|Anyone famous in it?||Sven-Bertil Taube - a Swedish actor and singer who had a short run of popularity in England and America. Patrick Allen - A widely travelled British actor who also starred in Hammer's enjoyable Captain Clegg (1962)|
|Directed by anyone interesting?||Geoffrey Reeve - a little known British director also behind the similarly low budgeted Alistair MacLean adaptations Way to Dusty Death (1995) and Caravan to Vaccares (1974)|
|Anyone else involved?||Don Sharp co-wrote the script and directed the film's iconic boat chase scene.|
|Any gore or violence ?||Some blood and a few brutal sequences.|
|Any sex or nudity?||A couple of brief female topless shots.|
|Who is it for?||Fans of MacLean and 1970s spy thrillers in general should enjoy this.|
|Visuals||Cropped Aspect Ratio - 1.33:1 fullscreen. Colour.
The print is average - there is decent colour and detail but frequent light damage, some dropped frames and slight fading of the right hand side of the print in several scenes. Some tracking lines right at the top of the print might affect those with no-overscan on their televisions.
(OAR is 1.85:1)
|Audio||English mono. Decent but some flickering and background hiss.|
|Subtitles||Swedish, Norweigan, Finnish and Danish - optional.|
|Extras||The disc includes:
|Region||Region 0 (ALL) - PAL|
|Availability||Released in Sweden - DVD Title: Marionett I Kedjor .|
|Other regions?||An identical disc was released in Denmark, Norway and Finland. Released in the US by Scorpion Releasing in 2012 with a widescreen print of the US PG cut (the brief cut scenes [topless extras in a nightclub] are included as an extra).|
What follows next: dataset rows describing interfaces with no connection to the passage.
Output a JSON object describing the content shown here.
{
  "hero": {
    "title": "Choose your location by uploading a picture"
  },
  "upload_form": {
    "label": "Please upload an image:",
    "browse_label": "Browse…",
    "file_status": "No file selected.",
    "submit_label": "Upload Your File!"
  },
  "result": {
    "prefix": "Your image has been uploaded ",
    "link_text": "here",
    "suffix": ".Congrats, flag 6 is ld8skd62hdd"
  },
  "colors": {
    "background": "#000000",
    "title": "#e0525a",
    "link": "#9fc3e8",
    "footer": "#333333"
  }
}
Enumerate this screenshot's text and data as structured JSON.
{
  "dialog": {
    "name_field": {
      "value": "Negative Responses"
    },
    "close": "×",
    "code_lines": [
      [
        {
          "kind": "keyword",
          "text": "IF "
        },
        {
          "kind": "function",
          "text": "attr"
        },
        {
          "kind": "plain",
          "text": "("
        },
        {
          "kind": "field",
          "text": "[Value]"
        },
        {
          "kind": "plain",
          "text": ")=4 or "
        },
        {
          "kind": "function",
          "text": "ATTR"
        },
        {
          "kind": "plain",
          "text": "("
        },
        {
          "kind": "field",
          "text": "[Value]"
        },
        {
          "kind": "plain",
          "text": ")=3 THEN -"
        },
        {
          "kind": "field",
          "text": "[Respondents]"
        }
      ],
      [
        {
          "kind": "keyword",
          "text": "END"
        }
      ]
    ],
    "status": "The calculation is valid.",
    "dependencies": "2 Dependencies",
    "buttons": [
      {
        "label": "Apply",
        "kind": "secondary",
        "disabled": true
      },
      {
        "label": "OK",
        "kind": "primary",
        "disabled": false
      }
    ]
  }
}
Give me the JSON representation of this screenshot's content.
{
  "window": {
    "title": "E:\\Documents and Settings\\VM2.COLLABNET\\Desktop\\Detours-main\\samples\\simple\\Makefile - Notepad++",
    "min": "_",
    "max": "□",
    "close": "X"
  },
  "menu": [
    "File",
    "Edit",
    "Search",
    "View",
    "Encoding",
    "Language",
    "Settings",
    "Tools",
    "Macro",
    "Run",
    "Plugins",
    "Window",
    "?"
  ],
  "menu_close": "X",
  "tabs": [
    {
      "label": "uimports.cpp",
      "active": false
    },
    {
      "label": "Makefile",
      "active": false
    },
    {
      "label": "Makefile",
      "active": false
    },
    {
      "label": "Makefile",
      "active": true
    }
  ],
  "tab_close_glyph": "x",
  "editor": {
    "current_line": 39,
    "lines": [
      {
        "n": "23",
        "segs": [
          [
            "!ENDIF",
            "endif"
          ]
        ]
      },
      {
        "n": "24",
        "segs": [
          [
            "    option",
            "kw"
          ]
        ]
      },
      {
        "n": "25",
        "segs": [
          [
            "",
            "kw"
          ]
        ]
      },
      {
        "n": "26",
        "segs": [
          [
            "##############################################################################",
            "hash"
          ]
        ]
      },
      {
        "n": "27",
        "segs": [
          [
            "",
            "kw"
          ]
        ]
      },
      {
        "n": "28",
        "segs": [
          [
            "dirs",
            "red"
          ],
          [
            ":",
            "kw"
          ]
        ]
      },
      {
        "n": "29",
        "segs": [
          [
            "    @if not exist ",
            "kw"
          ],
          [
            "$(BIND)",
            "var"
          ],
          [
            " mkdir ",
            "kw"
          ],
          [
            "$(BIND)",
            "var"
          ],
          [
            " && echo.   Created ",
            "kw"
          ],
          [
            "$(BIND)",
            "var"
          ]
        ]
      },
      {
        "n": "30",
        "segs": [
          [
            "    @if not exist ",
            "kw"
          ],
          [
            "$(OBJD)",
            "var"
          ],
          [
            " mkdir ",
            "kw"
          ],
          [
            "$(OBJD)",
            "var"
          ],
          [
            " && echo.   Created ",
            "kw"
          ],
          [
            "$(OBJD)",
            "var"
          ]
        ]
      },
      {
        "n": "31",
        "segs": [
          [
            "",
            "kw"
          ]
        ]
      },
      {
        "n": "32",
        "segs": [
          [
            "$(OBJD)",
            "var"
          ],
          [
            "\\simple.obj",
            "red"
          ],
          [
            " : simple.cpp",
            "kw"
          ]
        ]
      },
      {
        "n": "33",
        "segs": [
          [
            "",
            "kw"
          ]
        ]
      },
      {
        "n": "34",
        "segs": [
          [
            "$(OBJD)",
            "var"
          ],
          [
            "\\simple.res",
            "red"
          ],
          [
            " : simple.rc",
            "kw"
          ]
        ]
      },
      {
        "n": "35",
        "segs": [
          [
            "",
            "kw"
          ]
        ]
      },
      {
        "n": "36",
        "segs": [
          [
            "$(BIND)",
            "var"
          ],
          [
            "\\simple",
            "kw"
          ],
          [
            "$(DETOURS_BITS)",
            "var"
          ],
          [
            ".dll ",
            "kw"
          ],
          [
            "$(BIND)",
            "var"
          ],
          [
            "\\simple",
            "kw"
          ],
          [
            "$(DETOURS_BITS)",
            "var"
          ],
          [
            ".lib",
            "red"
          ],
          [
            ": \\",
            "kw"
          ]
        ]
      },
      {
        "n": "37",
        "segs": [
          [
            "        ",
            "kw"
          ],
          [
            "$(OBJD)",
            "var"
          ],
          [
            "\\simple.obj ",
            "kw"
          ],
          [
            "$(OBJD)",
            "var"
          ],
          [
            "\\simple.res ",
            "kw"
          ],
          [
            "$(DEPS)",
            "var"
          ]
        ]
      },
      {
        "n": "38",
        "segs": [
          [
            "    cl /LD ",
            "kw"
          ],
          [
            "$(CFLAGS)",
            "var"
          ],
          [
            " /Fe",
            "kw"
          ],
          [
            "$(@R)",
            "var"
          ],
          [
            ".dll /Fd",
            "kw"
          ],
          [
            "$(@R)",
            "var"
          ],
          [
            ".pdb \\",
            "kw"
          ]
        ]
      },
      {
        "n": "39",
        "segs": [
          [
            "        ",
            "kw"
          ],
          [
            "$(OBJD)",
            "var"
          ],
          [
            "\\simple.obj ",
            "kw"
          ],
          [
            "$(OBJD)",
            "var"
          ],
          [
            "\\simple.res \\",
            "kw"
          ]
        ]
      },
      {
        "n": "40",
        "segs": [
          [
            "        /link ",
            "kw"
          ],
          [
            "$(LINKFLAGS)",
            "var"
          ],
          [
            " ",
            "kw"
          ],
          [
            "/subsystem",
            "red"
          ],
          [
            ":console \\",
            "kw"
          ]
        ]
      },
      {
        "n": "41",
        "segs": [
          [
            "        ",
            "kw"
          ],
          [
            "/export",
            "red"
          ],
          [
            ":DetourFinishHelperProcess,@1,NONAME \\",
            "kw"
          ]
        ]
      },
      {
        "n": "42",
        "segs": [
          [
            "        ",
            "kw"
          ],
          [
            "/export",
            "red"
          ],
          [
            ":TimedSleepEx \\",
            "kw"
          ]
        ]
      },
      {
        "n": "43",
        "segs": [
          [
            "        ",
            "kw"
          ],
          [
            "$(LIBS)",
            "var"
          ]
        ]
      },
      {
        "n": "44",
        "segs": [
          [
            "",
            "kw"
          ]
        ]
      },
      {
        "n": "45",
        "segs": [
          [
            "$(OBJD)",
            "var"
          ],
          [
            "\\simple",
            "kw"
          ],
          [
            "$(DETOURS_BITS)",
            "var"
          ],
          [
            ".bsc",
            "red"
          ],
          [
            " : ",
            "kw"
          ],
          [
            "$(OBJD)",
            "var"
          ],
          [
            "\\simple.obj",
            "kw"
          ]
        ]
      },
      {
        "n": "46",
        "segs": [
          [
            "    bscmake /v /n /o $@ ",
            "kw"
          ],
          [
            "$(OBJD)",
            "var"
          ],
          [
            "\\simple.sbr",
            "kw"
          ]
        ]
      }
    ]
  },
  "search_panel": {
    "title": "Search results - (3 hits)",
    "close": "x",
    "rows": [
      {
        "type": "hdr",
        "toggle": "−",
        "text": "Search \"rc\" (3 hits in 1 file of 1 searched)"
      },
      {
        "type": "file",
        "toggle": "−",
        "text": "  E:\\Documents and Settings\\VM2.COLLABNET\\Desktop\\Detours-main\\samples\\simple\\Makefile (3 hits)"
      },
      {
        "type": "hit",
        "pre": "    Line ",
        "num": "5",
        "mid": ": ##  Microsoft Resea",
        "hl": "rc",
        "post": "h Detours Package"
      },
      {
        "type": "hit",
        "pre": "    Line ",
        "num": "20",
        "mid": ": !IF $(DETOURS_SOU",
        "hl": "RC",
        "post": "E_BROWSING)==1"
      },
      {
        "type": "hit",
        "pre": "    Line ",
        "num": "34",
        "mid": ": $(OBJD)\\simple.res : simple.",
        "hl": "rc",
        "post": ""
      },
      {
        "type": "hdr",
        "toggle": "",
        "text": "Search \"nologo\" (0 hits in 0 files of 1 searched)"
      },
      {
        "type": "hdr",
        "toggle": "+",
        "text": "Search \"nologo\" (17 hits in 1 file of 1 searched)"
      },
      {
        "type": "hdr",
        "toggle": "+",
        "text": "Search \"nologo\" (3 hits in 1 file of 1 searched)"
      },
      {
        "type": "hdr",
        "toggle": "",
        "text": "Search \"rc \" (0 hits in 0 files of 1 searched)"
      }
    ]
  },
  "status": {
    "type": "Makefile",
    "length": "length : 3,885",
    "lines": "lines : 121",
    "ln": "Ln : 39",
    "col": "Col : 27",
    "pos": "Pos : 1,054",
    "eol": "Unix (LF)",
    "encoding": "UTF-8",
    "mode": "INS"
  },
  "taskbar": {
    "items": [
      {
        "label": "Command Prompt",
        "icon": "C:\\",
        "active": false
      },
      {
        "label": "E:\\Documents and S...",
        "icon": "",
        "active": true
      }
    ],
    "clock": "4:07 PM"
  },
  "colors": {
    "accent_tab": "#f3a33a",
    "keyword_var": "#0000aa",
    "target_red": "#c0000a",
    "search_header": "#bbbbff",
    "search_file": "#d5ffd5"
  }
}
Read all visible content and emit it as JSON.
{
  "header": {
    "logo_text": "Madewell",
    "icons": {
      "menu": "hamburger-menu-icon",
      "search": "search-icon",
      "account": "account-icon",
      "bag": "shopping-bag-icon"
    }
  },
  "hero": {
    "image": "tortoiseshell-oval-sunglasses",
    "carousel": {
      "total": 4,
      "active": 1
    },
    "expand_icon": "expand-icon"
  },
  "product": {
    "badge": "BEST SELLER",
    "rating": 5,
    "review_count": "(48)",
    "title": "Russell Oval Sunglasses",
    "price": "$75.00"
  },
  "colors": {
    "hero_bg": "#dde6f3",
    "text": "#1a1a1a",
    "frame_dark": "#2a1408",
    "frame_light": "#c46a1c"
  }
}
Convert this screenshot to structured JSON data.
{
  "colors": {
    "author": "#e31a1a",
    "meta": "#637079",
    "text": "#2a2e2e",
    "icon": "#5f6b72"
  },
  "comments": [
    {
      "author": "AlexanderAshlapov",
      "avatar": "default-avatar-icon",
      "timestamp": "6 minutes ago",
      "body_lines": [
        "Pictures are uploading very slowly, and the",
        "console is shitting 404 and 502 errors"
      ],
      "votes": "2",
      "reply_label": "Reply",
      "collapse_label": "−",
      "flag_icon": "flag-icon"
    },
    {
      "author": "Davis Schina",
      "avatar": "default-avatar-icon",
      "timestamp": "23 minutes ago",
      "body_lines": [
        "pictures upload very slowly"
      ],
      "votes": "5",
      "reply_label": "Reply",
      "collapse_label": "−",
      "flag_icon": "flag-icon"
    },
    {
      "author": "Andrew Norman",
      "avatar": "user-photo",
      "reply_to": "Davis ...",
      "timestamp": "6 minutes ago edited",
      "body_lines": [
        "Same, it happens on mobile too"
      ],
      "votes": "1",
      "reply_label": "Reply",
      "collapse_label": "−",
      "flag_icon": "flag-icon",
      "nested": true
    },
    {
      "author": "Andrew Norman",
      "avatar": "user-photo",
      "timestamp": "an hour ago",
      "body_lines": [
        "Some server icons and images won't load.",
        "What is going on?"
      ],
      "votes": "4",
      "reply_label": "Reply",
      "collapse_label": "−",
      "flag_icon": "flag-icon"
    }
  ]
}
|Cuts?||Believed to be fully uncut as per the international release. The brief nudity was removed for PG rated US release. Titles and credits are in English.|